TASK: Retype every record exactly. Leave the pictures out.

App and web page records:
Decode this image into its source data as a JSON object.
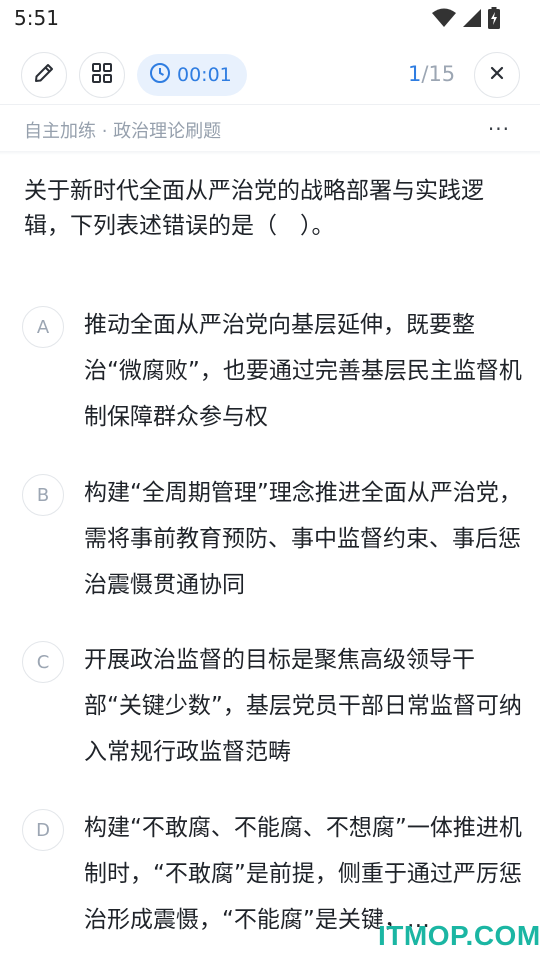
{
  "status_bar": {
    "time": "5:51"
  },
  "toolbar": {
    "timer": "00:01",
    "progress_current": "1",
    "progress_total": "/15"
  },
  "subheader": {
    "title": "自主加练 · 政治理论刷题",
    "more": "···"
  },
  "question": {
    "text": "关于新时代全面从严治党的战略部署与实践逻辑，下列表述错误的是（　）。"
  },
  "options": [
    {
      "letter": "A",
      "text": "推动全面从严治党向基层延伸，既要整治“微腐败”，也要通过完善基层民主监督机制保障群众参与权"
    },
    {
      "letter": "B",
      "text": "构建“全周期管理”理念推进全面从严治党，需将事前教育预防、事中监督约束、事后惩治震慑贯通协同"
    },
    {
      "letter": "C",
      "text": "开展政治监督的目标是聚焦高级领导干部“关键少数”，基层党员干部日常监督可纳入常规行政监督范畴"
    },
    {
      "letter": "D",
      "text": "构建“不敢腐、不能腐、不想腐”一体推进机制时，“不敢腐”是前提，侧重于通过严厉惩治形成震慑，“不能腐”是关键，…"
    }
  ],
  "watermark": "ITMOP.COM",
  "colors": {
    "accent": "#2f7de1",
    "muted": "#96a0ad",
    "watermark": "#1bb6a3"
  },
  "icons": [
    "pencil-icon",
    "grid-icon",
    "clock-icon",
    "close-icon",
    "wifi-icon",
    "signal-icon",
    "battery-icon"
  ]
}
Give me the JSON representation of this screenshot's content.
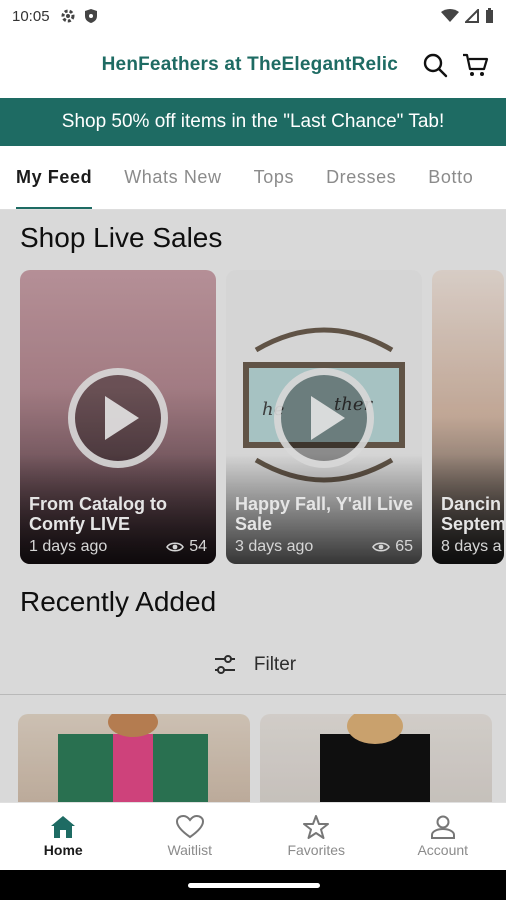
{
  "status_bar": {
    "time": "10:05"
  },
  "header": {
    "store_title": "HenFeathers at TheElegantRelic"
  },
  "promo": {
    "text": "Shop 50% off items in the \"Last Chance\" Tab!"
  },
  "tabs": [
    {
      "label": "My Feed",
      "active": true
    },
    {
      "label": "Whats New"
    },
    {
      "label": "Tops"
    },
    {
      "label": "Dresses"
    },
    {
      "label": "Botto"
    }
  ],
  "live_sales": {
    "title": "Shop Live Sales",
    "cards": [
      {
        "title": "From Catalog to Comfy LIVE",
        "age": "1 days ago",
        "views": "54"
      },
      {
        "title": "Happy Fall, Y'all Live Sale",
        "age": "3 days ago",
        "views": "65"
      },
      {
        "title": "Dancin Septem",
        "age": "8 days a",
        "views": ""
      }
    ]
  },
  "recently_added": {
    "title": "Recently Added",
    "filter_label": "Filter"
  },
  "bottom_nav": [
    {
      "label": "Home",
      "icon": "home-icon",
      "active": true
    },
    {
      "label": "Waitlist",
      "icon": "heart-icon"
    },
    {
      "label": "Favorites",
      "icon": "star-icon"
    },
    {
      "label": "Account",
      "icon": "person-icon"
    }
  ],
  "colors": {
    "brand": "#1e6b63",
    "background": "#ffffff"
  }
}
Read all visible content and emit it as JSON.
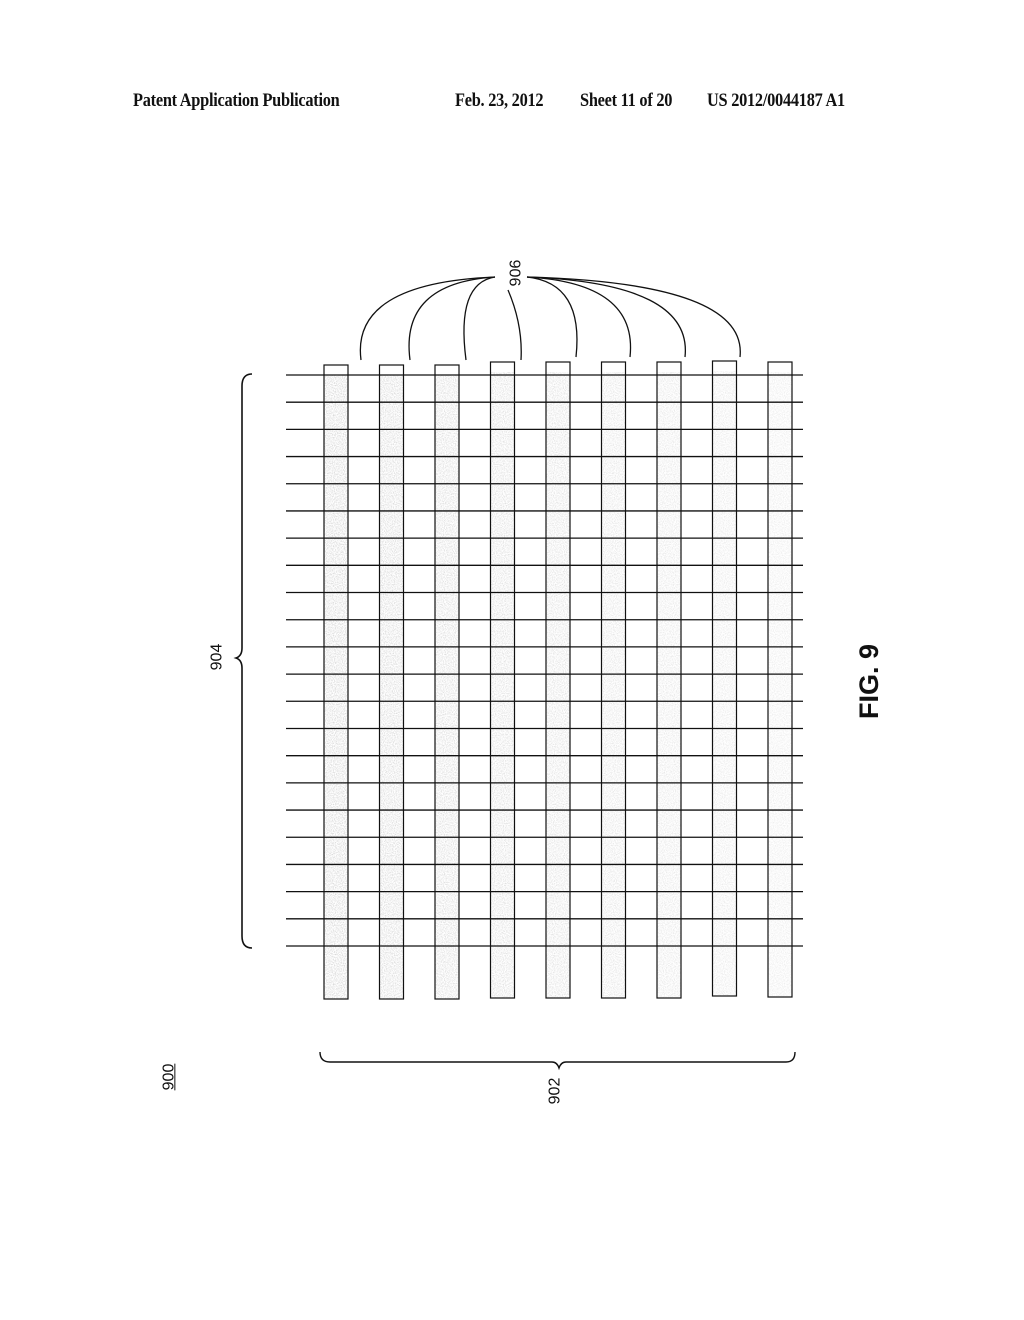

TASK RESPONSE:
Decode this image into its source data as a JSON object.
{
  "status_bar": {
    "time": "5:51"
  },
  "toolbar": {
    "timer": "00:01",
    "progress_current": "1",
    "progress_total": "/15"
  },
  "subheader": {
    "title": "自主加练 · 政治理论刷题",
    "more": "···"
  },
  "question": {
    "text": "关于新时代全面从严治党的战略部署与实践逻辑，下列表述错误的是（　）。"
  },
  "options": [
    {
      "letter": "A",
      "text": "推动全面从严治党向基层延伸，既要整治“微腐败”，也要通过完善基层民主监督机制保障群众参与权"
    },
    {
      "letter": "B",
      "text": "构建“全周期管理”理念推进全面从严治党，需将事前教育预防、事中监督约束、事后惩治震慑贯通协同"
    },
    {
      "letter": "C",
      "text": "开展政治监督的目标是聚焦高级领导干部“关键少数”，基层党员干部日常监督可纳入常规行政监督范畴"
    },
    {
      "letter": "D",
      "text": "构建“不敢腐、不能腐、不想腐”一体推进机制时，“不敢腐”是前提，侧重于通过严厉惩治形成震慑，“不能腐”是关键，…"
    }
  ],
  "watermark": "ITMOP.COM",
  "colors": {
    "accent": "#2f7de1",
    "muted": "#96a0ad",
    "watermark": "#1bb6a3"
  },
  "icons": [
    "pencil-icon",
    "grid-icon",
    "clock-icon",
    "close-icon",
    "wifi-icon",
    "signal-icon",
    "battery-icon"
  ]
}
Give me the JSON representation of this screenshot's content.
{
  "status_bar": {
    "time": "10:05"
  },
  "header": {
    "store_title": "HenFeathers at TheElegantRelic"
  },
  "promo": {
    "text": "Shop 50% off items in the \"Last Chance\" Tab!"
  },
  "tabs": [
    {
      "label": "My Feed",
      "active": true
    },
    {
      "label": "Whats New"
    },
    {
      "label": "Tops"
    },
    {
      "label": "Dresses"
    },
    {
      "label": "Botto"
    }
  ],
  "live_sales": {
    "title": "Shop Live Sales",
    "cards": [
      {
        "title": "From Catalog to Comfy LIVE",
        "age": "1 days ago",
        "views": "54"
      },
      {
        "title": "Happy Fall, Y'all Live Sale",
        "age": "3 days ago",
        "views": "65"
      },
      {
        "title": "Dancin Septem",
        "age": "8 days a",
        "views": ""
      }
    ]
  },
  "recently_added": {
    "title": "Recently Added",
    "filter_label": "Filter"
  },
  "bottom_nav": [
    {
      "label": "Home",
      "icon": "home-icon",
      "active": true
    },
    {
      "label": "Waitlist",
      "icon": "heart-icon"
    },
    {
      "label": "Favorites",
      "icon": "star-icon"
    },
    {
      "label": "Account",
      "icon": "person-icon"
    }
  ],
  "colors": {
    "brand": "#1e6b63",
    "background": "#ffffff"
  }
}
Read all visible content and emit it as JSON.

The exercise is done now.